**What you will do**
All lines holding the word "iPhone" should be located in the records and copied.

======== Supplied information ========

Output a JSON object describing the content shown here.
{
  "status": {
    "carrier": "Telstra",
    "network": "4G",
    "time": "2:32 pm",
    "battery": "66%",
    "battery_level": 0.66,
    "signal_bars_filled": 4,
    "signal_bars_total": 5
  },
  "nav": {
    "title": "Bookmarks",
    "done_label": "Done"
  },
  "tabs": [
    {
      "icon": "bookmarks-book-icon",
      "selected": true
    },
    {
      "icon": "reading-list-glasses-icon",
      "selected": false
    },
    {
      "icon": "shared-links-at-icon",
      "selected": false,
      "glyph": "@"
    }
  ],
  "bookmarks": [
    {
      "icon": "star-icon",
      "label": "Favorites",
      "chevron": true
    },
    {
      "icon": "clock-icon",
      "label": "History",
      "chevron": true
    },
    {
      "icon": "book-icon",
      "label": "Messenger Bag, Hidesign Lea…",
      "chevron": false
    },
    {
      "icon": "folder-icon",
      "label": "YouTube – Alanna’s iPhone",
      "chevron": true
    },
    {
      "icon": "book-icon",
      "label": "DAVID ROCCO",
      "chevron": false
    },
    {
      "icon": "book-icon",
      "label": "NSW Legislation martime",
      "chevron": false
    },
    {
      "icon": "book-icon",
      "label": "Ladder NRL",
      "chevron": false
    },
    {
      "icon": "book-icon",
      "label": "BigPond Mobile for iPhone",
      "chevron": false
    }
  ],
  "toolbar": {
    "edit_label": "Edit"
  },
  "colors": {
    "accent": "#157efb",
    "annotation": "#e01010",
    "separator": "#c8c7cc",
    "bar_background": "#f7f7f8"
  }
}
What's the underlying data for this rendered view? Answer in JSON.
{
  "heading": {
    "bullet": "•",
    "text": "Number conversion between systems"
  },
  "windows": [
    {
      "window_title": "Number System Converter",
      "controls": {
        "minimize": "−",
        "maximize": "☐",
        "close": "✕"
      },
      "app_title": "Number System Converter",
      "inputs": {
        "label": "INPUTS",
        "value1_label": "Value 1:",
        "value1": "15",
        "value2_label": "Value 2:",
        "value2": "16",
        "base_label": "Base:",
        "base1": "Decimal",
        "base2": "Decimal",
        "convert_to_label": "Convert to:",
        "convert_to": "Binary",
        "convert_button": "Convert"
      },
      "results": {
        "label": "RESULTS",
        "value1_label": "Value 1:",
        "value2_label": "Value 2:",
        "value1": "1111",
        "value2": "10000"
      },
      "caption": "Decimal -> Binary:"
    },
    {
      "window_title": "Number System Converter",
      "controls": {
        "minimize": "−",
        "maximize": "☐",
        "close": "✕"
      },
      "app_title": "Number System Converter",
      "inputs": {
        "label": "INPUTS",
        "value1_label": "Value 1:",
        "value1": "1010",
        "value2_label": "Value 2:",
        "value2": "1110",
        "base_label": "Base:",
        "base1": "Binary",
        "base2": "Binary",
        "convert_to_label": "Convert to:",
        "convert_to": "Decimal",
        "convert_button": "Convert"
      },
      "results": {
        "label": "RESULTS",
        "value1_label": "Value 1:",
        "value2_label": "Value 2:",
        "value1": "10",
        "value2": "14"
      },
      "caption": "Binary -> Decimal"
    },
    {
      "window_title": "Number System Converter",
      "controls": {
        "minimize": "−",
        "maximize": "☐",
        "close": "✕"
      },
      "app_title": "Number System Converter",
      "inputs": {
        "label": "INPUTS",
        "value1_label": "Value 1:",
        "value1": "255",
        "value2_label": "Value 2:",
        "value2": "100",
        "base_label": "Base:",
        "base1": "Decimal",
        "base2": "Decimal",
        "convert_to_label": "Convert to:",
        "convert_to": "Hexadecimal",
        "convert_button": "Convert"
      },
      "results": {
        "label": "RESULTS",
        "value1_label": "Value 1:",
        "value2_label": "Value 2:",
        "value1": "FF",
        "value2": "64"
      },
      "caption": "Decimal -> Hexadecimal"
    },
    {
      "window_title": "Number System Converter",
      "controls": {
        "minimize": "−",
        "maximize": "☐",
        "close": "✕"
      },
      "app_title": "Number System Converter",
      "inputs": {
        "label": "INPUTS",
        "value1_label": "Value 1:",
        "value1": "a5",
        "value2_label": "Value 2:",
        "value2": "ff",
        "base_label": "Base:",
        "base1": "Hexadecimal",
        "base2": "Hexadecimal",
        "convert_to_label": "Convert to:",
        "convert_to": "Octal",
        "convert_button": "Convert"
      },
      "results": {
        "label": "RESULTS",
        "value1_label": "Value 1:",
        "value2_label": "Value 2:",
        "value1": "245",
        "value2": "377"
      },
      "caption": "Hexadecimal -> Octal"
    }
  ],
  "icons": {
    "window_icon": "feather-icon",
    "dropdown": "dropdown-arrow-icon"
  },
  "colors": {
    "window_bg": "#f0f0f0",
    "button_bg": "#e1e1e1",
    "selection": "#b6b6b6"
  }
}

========

**Exercise result**
      "label": "YouTube – Alanna’s iPhone",
      "label": "BigPond Mobile for iPhone",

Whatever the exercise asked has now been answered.